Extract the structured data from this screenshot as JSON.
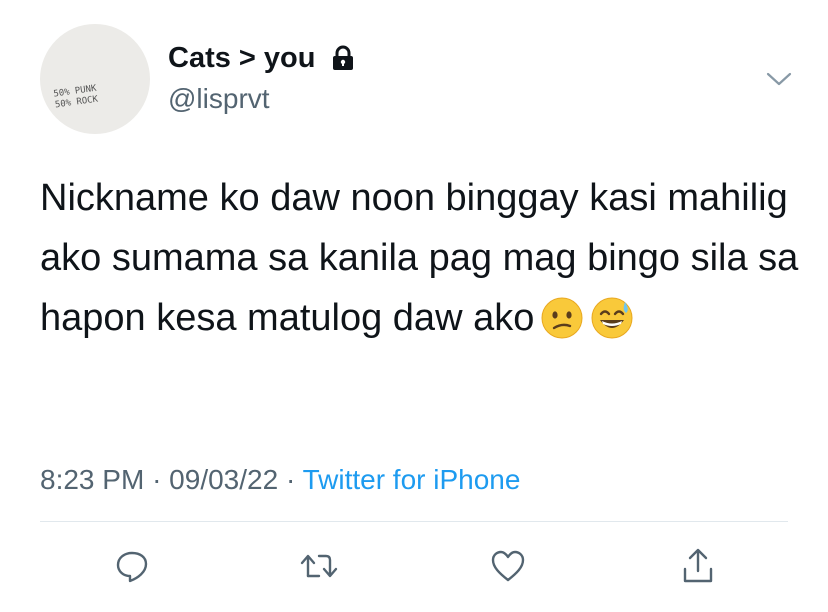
{
  "author": {
    "name": "Cats > you",
    "handle": "@lisprvt",
    "avatar_text": "50% PUNK\n50% ROCK"
  },
  "tweet": {
    "text": "Nickname ko daw noon binggay kasi mahilig ako sumama sa kanila pag mag bingo sila sa hapon kesa matulog daw ako"
  },
  "meta": {
    "time": "8:23 PM",
    "separator": "·",
    "date": "09/03/22",
    "source": "Twitter for iPhone"
  },
  "icons": {
    "lock": "lock-icon",
    "chevron": "chevron-down-icon",
    "reply": "reply-icon",
    "retweet": "retweet-icon",
    "like": "heart-icon",
    "share": "share-icon",
    "emoji1": "confused-face-emoji",
    "emoji2": "grinning-sweat-emoji"
  },
  "colors": {
    "text": "#0f1419",
    "secondary": "#536471",
    "link": "#1d9bf0",
    "divider": "#e1e8ed"
  }
}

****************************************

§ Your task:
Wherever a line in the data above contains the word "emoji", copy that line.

§ Solution to this task:
    "emoji1": "confused-face-emoji",
    "emoji2": "grinning-sweat-emoji"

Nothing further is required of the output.